Lululemon (LULU) stock — which is sitting more than 5% in the red year-to-date — recently was dumped by Delaney Schweitzer, executive vice president of LULU’s North American retail operations.
The yoga-pant exec unloaded more than 36,000 shares of LULU — more than 75% of her overall Lululemon stock stake. At the sell price of approximately $74, that’s a whopping $2.7 million transaction.
Sure, it’s always difficult to analyze insider selling. After all, it was only one Lululemon exec running for the exits, and Schweitzer might just have needed millions of dollars for something.
But still, it’s at least a little troubling considering LULU stock already comes with plenty of other red flags.
A Rough Year for LULU
It’s already been an up-and-down year for Lululemon stock. The company recalled some yoga pants in March — a mishap that’s expected to result in a $67 million loss in sales for the full year. CEO Christine Day resigned a few months afterward, prompting a giant one-day selloff of LULU.
Just look at the year-to-date chart below:
Even the company’s second-quarter earnings beat — which came thanks to already-lowered expectations — was tempered by Lululemon’s lowered outlook, blamed on a delay in receiving fall products.
If I were long Lululemon stock, I’d be sick of the excuses.
LULU Stock Not Your Best Bet
While Lululemon stock posted killer gains in the past three full years, its biggest growth seems to be behind it.
Sure, if you perfectly timed LULU’s recent “rebound,” you could have racked up 16% gains in the past three months.
But most investors don’t perfectly time anything. And you have better things to do than bottom fishing for a stock that has essentially moved sideways since the spring 2012.
Lululemon stock is in a classic transition phase from momentum stock to growth stock. Don’t get caught in the middle of those growing pains. Even despite recent weakness, the stock is trading for almost 30 times forward earnings, and no longer has the growth to back that kind of premium up.
This year, Lululemon stock is only slated to improved earnings by 6% — thanks in part to the aforementioned sheer pants problem.
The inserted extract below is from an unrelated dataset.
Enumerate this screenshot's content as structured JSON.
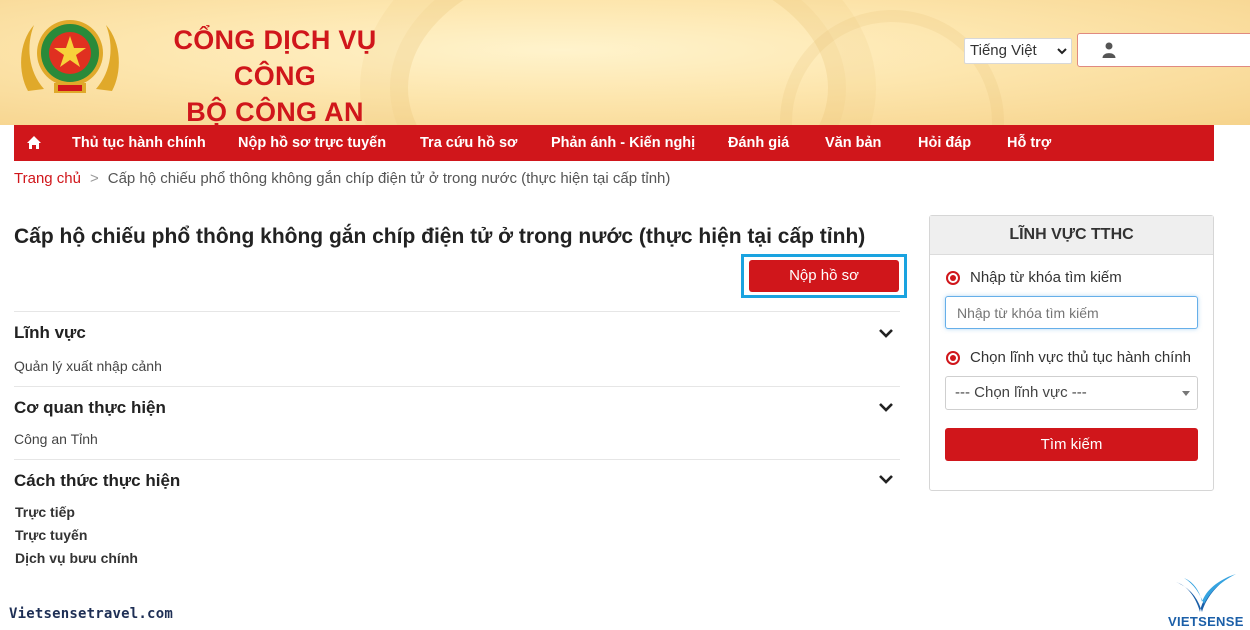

And even next year, analysts have already been paring back their expectations for LULU — a reality that can’t be blamed on see-through yoga pants.
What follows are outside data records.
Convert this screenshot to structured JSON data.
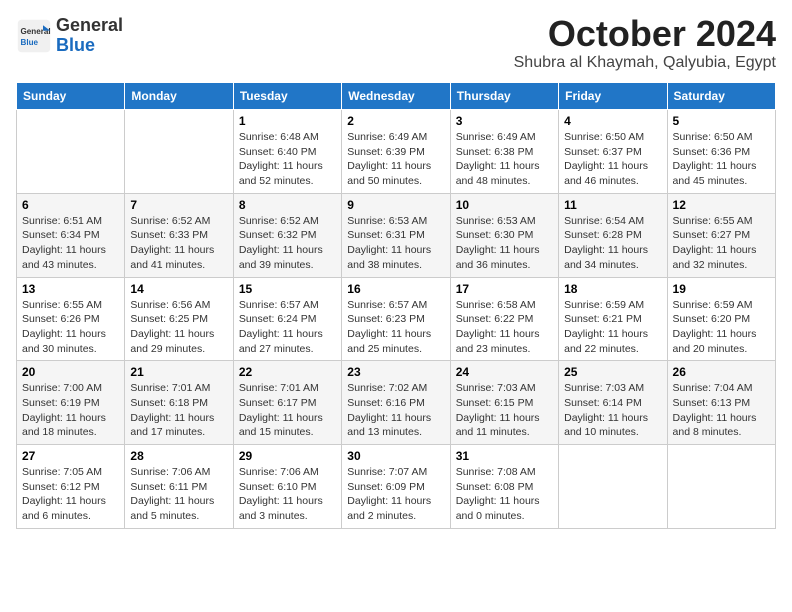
{
  "header": {
    "logo": {
      "general": "General",
      "blue": "Blue"
    },
    "month": "October 2024",
    "location": "Shubra al Khaymah, Qalyubia, Egypt"
  },
  "days_of_week": [
    "Sunday",
    "Monday",
    "Tuesday",
    "Wednesday",
    "Thursday",
    "Friday",
    "Saturday"
  ],
  "weeks": [
    [
      {
        "day": "",
        "detail": ""
      },
      {
        "day": "",
        "detail": ""
      },
      {
        "day": "1",
        "detail": "Sunrise: 6:48 AM\nSunset: 6:40 PM\nDaylight: 11 hours and 52 minutes."
      },
      {
        "day": "2",
        "detail": "Sunrise: 6:49 AM\nSunset: 6:39 PM\nDaylight: 11 hours and 50 minutes."
      },
      {
        "day": "3",
        "detail": "Sunrise: 6:49 AM\nSunset: 6:38 PM\nDaylight: 11 hours and 48 minutes."
      },
      {
        "day": "4",
        "detail": "Sunrise: 6:50 AM\nSunset: 6:37 PM\nDaylight: 11 hours and 46 minutes."
      },
      {
        "day": "5",
        "detail": "Sunrise: 6:50 AM\nSunset: 6:36 PM\nDaylight: 11 hours and 45 minutes."
      }
    ],
    [
      {
        "day": "6",
        "detail": "Sunrise: 6:51 AM\nSunset: 6:34 PM\nDaylight: 11 hours and 43 minutes."
      },
      {
        "day": "7",
        "detail": "Sunrise: 6:52 AM\nSunset: 6:33 PM\nDaylight: 11 hours and 41 minutes."
      },
      {
        "day": "8",
        "detail": "Sunrise: 6:52 AM\nSunset: 6:32 PM\nDaylight: 11 hours and 39 minutes."
      },
      {
        "day": "9",
        "detail": "Sunrise: 6:53 AM\nSunset: 6:31 PM\nDaylight: 11 hours and 38 minutes."
      },
      {
        "day": "10",
        "detail": "Sunrise: 6:53 AM\nSunset: 6:30 PM\nDaylight: 11 hours and 36 minutes."
      },
      {
        "day": "11",
        "detail": "Sunrise: 6:54 AM\nSunset: 6:28 PM\nDaylight: 11 hours and 34 minutes."
      },
      {
        "day": "12",
        "detail": "Sunrise: 6:55 AM\nSunset: 6:27 PM\nDaylight: 11 hours and 32 minutes."
      }
    ],
    [
      {
        "day": "13",
        "detail": "Sunrise: 6:55 AM\nSunset: 6:26 PM\nDaylight: 11 hours and 30 minutes."
      },
      {
        "day": "14",
        "detail": "Sunrise: 6:56 AM\nSunset: 6:25 PM\nDaylight: 11 hours and 29 minutes."
      },
      {
        "day": "15",
        "detail": "Sunrise: 6:57 AM\nSunset: 6:24 PM\nDaylight: 11 hours and 27 minutes."
      },
      {
        "day": "16",
        "detail": "Sunrise: 6:57 AM\nSunset: 6:23 PM\nDaylight: 11 hours and 25 minutes."
      },
      {
        "day": "17",
        "detail": "Sunrise: 6:58 AM\nSunset: 6:22 PM\nDaylight: 11 hours and 23 minutes."
      },
      {
        "day": "18",
        "detail": "Sunrise: 6:59 AM\nSunset: 6:21 PM\nDaylight: 11 hours and 22 minutes."
      },
      {
        "day": "19",
        "detail": "Sunrise: 6:59 AM\nSunset: 6:20 PM\nDaylight: 11 hours and 20 minutes."
      }
    ],
    [
      {
        "day": "20",
        "detail": "Sunrise: 7:00 AM\nSunset: 6:19 PM\nDaylight: 11 hours and 18 minutes."
      },
      {
        "day": "21",
        "detail": "Sunrise: 7:01 AM\nSunset: 6:18 PM\nDaylight: 11 hours and 17 minutes."
      },
      {
        "day": "22",
        "detail": "Sunrise: 7:01 AM\nSunset: 6:17 PM\nDaylight: 11 hours and 15 minutes."
      },
      {
        "day": "23",
        "detail": "Sunrise: 7:02 AM\nSunset: 6:16 PM\nDaylight: 11 hours and 13 minutes."
      },
      {
        "day": "24",
        "detail": "Sunrise: 7:03 AM\nSunset: 6:15 PM\nDaylight: 11 hours and 11 minutes."
      },
      {
        "day": "25",
        "detail": "Sunrise: 7:03 AM\nSunset: 6:14 PM\nDaylight: 11 hours and 10 minutes."
      },
      {
        "day": "26",
        "detail": "Sunrise: 7:04 AM\nSunset: 6:13 PM\nDaylight: 11 hours and 8 minutes."
      }
    ],
    [
      {
        "day": "27",
        "detail": "Sunrise: 7:05 AM\nSunset: 6:12 PM\nDaylight: 11 hours and 6 minutes."
      },
      {
        "day": "28",
        "detail": "Sunrise: 7:06 AM\nSunset: 6:11 PM\nDaylight: 11 hours and 5 minutes."
      },
      {
        "day": "29",
        "detail": "Sunrise: 7:06 AM\nSunset: 6:10 PM\nDaylight: 11 hours and 3 minutes."
      },
      {
        "day": "30",
        "detail": "Sunrise: 7:07 AM\nSunset: 6:09 PM\nDaylight: 11 hours and 2 minutes."
      },
      {
        "day": "31",
        "detail": "Sunrise: 7:08 AM\nSunset: 6:08 PM\nDaylight: 11 hours and 0 minutes."
      },
      {
        "day": "",
        "detail": ""
      },
      {
        "day": "",
        "detail": ""
      }
    ]
  ]
}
All in all, Lululemon earnings are only on pace to grow by 18% per year long-term.
That’s not bad — but it’s not what investors are used to. And it’s not enough to give Lululemon stock enough steady upward momentum to be worth riding.
I would follow Schweitzer’s lead, and do something else with the money you have sitting in LULU stock.
As of this writing, Alyssa Oursler did not hold a position in any of the aforementioned securities.